The stroke volume is dependent on venous return to the heart
CO = HR x SV
Increasing venous return (preload) to the left ventricle increases left ventricular end-diastolic pressure and volume.This results in an increase in stroke volume - which is a determinant in cardiac output & therefore oxygen delivery
Dr. David Lyness
In clinical practice it is difficult to measure end diastolic volume (preload)Surrogate estimates include:
If the ventricles are OVER FILLED, the fibres are stretched beyond the maximal point for optimal contraction - this decreases SV, perfusion and oxygen delivery because there is a reduction on the force of contractions. Beware in cardiac patient with CHF/dialysis pt's.
AFTERLOAD = END SYSTOLIC WALL STRESS

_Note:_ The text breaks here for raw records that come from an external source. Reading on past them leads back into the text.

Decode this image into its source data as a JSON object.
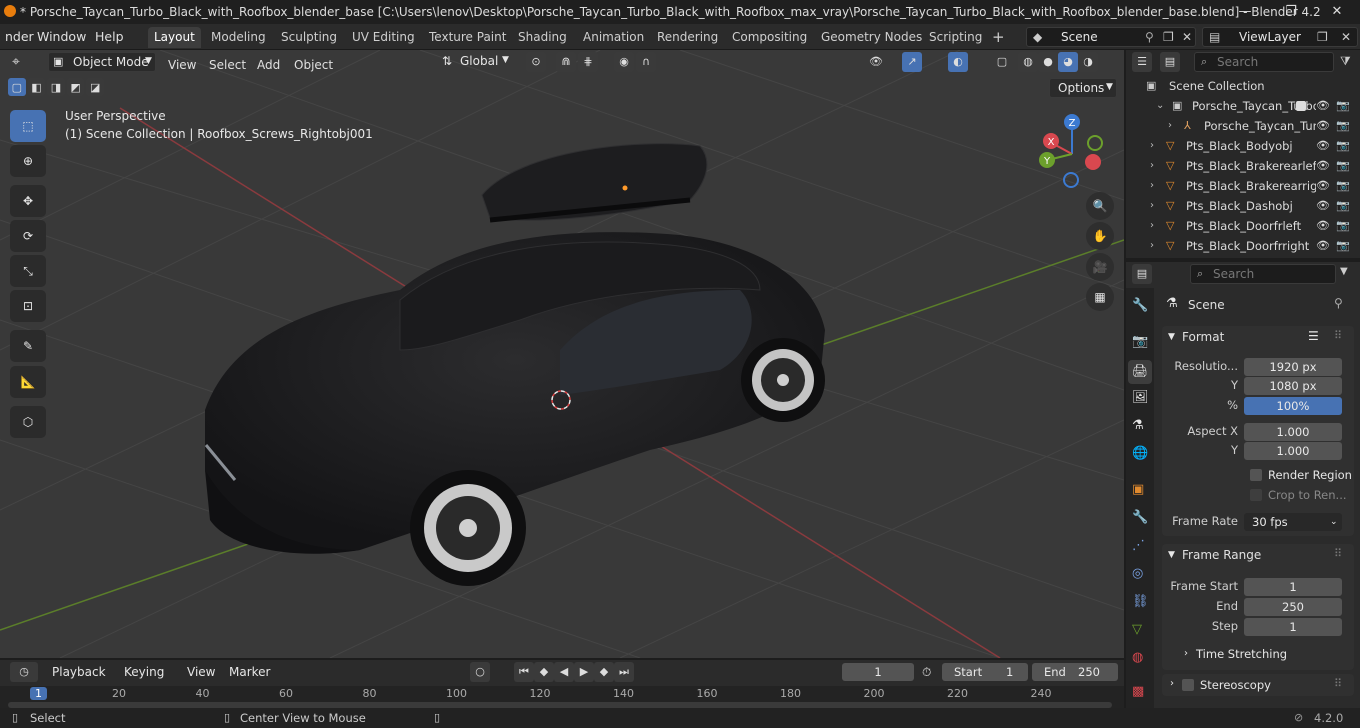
{
  "window": {
    "title": "* Porsche_Taycan_Turbo_Black_with_Roofbox_blender_base [C:\\Users\\lenov\\Desktop\\Porsche_Taycan_Turbo_Black_with_Roofbox_max_vray\\Porsche_Taycan_Turbo_Black_with_Roofbox_blender_base.blend] - Blender 4.2",
    "minimize": "—",
    "maximize": "❐",
    "close": "✕"
  },
  "menubar": {
    "items": [
      "nder",
      "Window",
      "Help"
    ],
    "workspaces": [
      "Layout",
      "Modeling",
      "Sculpting",
      "UV Editing",
      "Texture Paint",
      "Shading",
      "Animation",
      "Rendering",
      "Compositing",
      "Geometry Nodes",
      "Scripting"
    ],
    "active_workspace": "Layout",
    "add_workspace": "+",
    "scene": "Scene",
    "view_layer": "ViewLayer"
  },
  "viewport_header": {
    "mode": "Object Mode",
    "menus": [
      "View",
      "Select",
      "Add",
      "Object"
    ],
    "orientation": "Global",
    "options": "Options"
  },
  "viewport": {
    "perspective": "User Perspective",
    "context": "(1) Scene Collection | Roofbox_Screws_Rightobj001",
    "gizmo_axes": {
      "x": "X",
      "y": "Y",
      "z": "Z"
    }
  },
  "outliner": {
    "search_placeholder": "Search",
    "root": "Scene Collection",
    "items": [
      {
        "label": "Porsche_Taycan_Turbo_Black_with_Roofbox",
        "level": 1,
        "icon": "collection-icon"
      },
      {
        "label": "Porsche_Taycan_Turbo",
        "level": 2,
        "icon": "armature-icon"
      },
      {
        "label": "Pts_Black_Bodyobj",
        "level": 1,
        "icon": "mesh-icon"
      },
      {
        "label": "Pts_Black_Brakerearleft",
        "level": 1,
        "icon": "mesh-icon"
      },
      {
        "label": "Pts_Black_Brakerearright",
        "level": 1,
        "icon": "mesh-icon"
      },
      {
        "label": "Pts_Black_Dashobj",
        "level": 1,
        "icon": "mesh-icon"
      },
      {
        "label": "Pts_Black_Doorfrleft",
        "level": 1,
        "icon": "mesh-icon"
      },
      {
        "label": "Pts_Black_Doorfrright",
        "level": 1,
        "icon": "mesh-icon"
      }
    ]
  },
  "properties": {
    "search_placeholder": "Search",
    "context": "Scene",
    "format": {
      "title": "Format",
      "resolution_x_label": "Resolutio...",
      "resolution_x": "1920 px",
      "resolution_y_label": "Y",
      "resolution_y": "1080 px",
      "percent_label": "%",
      "percent": "100%",
      "aspect_x_label": "Aspect X",
      "aspect_x": "1.000",
      "aspect_y_label": "Y",
      "aspect_y": "1.000",
      "render_region": "Render Region",
      "crop": "Crop to Ren...",
      "frame_rate_label": "Frame Rate",
      "frame_rate": "30 fps"
    },
    "frame_range": {
      "title": "Frame Range",
      "start_label": "Frame Start",
      "start": "1",
      "end_label": "End",
      "end": "250",
      "step_label": "Step",
      "step": "1",
      "time_stretching": "Time Stretching"
    },
    "stereoscopy": "Stereoscopy"
  },
  "timeline": {
    "menus": [
      "Playback",
      "Keying",
      "View",
      "Marker"
    ],
    "current_frame": "1",
    "start_label": "Start",
    "start": "1",
    "end_label": "End",
    "end": "250",
    "ruler": [
      "1",
      "20",
      "40",
      "60",
      "80",
      "100",
      "120",
      "140",
      "160",
      "180",
      "200",
      "220",
      "240"
    ]
  },
  "statusbar": {
    "select": "Select",
    "center_view": "Center View to Mouse",
    "version": "4.2.0"
  },
  "colors": {
    "accent": "#4772b3",
    "x_axis": "#d9484f",
    "y_axis": "#6ca02c",
    "z_axis": "#3c7ad1"
  }
}
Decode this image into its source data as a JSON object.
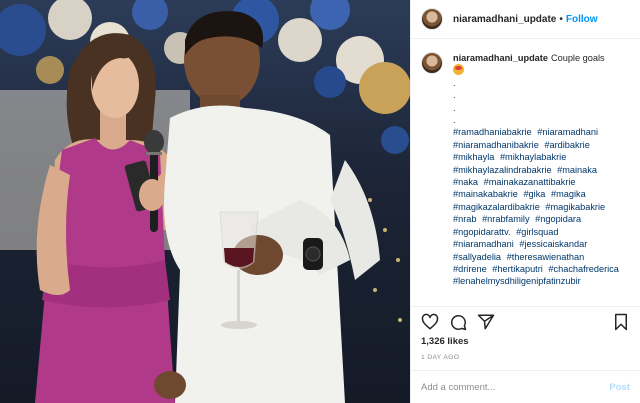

Afterload is the pressure in the wall of the left ventricle during ejection. In other words, it is the end load against which the heart contracts to eject blood. Afterload is readily broken into components: one factor is the aortic pressure the left ventricular muscle must overcome to eject blood.
PRELOAD = END-DIASTOLIC VOLUME
Preload can be defined as the initial stretching of the cardiac myocytes prior to contraction. Preload, therefore, is related to muscle sarcomere length. Because sarcomere length cannot be determined in the intact heart, other indices of preload are used such as ventricular end-diastolic volume or pressure.
Myocardial contractilityThis refers to the intrinsic ability of the cardiac muscle fibres to contract and is independent of the degree of preload and after load.
Factors that increase preload:
↑ Ventricular Compliance
Preload, Myocardial Contractility and Afterload
are the three components contributing to stroke volume
TPR = Total Peripheral Resistance (or SVR)CVP is close to 0, so often just MAP is used.